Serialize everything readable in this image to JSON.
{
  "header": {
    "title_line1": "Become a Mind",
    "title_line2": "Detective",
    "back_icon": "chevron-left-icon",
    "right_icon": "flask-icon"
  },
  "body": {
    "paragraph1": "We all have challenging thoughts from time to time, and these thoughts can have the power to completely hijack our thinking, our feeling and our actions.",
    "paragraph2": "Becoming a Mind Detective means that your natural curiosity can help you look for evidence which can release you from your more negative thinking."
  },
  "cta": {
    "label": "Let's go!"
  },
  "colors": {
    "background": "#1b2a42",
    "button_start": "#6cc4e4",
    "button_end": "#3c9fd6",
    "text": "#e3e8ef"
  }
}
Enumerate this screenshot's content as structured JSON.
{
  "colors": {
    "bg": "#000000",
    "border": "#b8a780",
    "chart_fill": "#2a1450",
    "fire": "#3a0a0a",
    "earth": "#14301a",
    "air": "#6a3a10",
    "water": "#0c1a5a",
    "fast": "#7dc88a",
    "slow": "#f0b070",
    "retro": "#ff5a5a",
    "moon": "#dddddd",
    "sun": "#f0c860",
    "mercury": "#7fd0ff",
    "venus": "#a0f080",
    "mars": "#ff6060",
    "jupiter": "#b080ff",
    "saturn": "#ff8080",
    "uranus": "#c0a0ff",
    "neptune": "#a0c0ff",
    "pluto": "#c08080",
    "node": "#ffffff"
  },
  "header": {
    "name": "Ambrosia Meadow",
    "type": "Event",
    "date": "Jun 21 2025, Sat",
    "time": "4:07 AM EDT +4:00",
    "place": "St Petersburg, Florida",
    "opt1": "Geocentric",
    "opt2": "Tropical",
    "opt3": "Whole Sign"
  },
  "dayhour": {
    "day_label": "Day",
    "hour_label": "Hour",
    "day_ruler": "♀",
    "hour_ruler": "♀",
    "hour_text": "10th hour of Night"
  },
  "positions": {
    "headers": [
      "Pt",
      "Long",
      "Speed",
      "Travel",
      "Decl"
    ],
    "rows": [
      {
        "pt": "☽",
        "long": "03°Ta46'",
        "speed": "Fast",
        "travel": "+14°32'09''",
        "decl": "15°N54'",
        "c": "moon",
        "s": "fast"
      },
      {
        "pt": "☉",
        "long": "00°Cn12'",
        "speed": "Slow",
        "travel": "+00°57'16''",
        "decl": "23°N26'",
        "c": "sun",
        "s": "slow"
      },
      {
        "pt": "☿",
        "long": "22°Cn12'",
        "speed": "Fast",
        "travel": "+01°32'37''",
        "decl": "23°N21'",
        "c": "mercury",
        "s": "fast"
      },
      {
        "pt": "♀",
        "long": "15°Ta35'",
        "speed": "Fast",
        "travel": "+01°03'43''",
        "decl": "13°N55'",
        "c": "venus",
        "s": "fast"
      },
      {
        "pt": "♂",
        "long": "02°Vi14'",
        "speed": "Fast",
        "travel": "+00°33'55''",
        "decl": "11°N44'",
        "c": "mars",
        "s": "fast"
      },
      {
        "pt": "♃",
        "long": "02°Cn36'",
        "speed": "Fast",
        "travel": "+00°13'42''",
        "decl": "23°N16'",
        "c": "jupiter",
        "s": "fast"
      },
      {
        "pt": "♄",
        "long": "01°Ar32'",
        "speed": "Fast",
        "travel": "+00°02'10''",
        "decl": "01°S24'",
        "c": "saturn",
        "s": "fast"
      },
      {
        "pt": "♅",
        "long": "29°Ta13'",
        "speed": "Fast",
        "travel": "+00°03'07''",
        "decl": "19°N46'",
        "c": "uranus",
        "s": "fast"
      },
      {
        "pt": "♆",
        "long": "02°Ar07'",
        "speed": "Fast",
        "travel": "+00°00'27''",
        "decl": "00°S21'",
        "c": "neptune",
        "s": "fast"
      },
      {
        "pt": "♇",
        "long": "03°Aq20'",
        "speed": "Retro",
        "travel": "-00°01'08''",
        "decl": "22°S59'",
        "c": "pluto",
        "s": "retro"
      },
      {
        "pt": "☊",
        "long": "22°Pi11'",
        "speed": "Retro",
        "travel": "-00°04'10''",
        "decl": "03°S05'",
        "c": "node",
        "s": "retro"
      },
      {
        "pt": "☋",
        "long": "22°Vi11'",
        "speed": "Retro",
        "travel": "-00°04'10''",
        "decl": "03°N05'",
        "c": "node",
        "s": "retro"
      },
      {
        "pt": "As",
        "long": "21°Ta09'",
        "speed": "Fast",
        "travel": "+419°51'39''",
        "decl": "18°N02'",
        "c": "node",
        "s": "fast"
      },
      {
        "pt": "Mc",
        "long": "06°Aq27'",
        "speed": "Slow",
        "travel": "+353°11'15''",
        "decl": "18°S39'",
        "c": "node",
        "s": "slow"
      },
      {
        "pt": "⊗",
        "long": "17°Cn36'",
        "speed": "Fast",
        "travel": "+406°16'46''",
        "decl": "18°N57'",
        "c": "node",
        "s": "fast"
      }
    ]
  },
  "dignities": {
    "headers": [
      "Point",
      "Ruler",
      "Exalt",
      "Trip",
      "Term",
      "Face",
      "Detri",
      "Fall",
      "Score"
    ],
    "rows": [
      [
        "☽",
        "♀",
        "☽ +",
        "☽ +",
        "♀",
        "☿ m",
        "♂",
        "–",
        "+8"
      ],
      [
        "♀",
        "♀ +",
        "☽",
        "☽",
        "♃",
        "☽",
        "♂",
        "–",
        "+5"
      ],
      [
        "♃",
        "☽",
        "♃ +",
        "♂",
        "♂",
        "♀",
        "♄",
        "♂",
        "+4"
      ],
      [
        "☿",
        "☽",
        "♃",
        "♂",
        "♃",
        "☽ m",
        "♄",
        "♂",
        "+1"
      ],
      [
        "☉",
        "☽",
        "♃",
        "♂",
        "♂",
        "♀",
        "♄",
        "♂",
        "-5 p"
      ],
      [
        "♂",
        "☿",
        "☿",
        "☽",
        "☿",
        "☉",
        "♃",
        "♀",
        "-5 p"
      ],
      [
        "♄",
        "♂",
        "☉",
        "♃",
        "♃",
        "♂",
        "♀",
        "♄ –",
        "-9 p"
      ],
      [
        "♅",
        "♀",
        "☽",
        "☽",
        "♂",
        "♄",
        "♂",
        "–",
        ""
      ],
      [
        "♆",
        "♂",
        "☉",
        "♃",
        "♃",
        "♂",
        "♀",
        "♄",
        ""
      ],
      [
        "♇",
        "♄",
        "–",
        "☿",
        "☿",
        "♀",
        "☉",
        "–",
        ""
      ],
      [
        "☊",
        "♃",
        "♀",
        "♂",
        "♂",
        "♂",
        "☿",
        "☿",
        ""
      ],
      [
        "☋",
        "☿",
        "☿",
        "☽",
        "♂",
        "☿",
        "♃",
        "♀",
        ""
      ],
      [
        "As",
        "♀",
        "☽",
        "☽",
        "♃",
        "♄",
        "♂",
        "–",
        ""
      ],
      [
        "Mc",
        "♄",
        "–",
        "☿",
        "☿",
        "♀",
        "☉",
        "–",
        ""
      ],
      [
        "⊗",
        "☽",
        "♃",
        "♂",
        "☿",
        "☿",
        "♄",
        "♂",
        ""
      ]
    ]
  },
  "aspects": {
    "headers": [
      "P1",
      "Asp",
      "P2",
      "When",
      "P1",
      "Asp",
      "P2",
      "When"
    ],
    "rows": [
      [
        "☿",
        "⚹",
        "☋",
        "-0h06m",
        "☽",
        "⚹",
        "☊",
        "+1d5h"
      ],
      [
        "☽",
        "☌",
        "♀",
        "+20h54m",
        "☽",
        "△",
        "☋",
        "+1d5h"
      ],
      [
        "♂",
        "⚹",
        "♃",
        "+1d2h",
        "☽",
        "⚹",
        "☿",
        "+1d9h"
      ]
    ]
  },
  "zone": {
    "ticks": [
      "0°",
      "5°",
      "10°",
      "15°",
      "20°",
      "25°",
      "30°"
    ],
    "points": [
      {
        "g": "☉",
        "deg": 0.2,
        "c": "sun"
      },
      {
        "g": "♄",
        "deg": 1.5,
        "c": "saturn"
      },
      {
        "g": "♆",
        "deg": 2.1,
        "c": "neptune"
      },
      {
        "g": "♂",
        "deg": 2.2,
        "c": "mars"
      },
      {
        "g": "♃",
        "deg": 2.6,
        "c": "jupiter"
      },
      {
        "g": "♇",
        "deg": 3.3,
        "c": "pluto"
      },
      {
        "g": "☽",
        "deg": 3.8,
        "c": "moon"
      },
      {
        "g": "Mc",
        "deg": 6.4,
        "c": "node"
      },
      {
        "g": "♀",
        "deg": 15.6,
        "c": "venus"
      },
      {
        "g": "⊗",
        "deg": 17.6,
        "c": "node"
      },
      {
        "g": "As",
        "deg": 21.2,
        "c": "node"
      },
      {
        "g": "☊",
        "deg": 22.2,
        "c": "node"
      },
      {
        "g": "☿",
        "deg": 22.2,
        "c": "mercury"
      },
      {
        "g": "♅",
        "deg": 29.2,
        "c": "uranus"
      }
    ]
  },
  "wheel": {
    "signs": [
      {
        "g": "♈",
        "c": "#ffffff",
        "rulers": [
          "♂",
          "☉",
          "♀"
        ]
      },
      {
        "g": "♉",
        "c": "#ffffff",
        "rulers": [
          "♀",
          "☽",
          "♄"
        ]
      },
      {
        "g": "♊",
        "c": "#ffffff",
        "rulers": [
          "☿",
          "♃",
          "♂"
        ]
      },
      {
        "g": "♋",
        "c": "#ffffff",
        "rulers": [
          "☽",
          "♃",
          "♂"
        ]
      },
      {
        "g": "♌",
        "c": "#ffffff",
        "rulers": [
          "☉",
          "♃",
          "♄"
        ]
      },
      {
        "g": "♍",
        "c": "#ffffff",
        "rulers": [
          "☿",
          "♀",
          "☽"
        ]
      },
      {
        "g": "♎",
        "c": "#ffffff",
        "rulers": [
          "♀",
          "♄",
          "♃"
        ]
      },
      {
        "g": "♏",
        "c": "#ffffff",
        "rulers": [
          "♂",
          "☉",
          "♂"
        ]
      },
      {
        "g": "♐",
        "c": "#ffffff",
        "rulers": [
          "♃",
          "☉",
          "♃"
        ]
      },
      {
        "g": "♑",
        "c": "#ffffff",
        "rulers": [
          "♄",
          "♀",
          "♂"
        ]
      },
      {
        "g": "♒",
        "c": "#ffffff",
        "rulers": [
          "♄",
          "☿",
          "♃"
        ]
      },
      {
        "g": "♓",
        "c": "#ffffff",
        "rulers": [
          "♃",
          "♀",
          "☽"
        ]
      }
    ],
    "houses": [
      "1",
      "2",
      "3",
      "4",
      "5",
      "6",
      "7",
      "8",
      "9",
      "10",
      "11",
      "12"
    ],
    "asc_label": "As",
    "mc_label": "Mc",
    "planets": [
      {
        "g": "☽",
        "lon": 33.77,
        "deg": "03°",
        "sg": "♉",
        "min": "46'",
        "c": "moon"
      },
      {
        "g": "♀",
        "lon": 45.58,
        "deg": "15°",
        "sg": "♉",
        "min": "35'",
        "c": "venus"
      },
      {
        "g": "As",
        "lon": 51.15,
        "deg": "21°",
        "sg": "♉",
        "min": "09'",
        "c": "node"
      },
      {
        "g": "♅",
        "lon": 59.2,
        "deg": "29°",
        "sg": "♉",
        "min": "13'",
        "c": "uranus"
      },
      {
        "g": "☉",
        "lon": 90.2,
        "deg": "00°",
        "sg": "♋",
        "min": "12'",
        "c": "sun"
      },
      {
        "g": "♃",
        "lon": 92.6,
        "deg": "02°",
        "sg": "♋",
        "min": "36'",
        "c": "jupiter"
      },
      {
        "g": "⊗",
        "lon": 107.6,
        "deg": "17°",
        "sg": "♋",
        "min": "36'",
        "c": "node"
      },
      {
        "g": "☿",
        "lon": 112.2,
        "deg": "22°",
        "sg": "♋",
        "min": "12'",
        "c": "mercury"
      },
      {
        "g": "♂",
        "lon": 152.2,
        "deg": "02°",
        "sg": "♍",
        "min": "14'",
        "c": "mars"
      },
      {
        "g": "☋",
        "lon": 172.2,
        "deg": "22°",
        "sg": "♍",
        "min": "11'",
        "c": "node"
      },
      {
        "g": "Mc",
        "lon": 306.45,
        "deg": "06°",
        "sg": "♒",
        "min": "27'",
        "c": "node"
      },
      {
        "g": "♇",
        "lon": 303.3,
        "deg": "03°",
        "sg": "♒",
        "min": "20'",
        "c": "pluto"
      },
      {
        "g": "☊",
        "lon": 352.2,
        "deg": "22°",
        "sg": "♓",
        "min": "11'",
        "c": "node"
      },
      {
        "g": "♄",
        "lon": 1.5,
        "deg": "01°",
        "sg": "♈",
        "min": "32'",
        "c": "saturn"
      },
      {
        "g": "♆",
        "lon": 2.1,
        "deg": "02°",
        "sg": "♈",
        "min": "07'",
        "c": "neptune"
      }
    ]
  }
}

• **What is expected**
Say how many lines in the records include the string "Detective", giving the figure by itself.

• **Answer**
2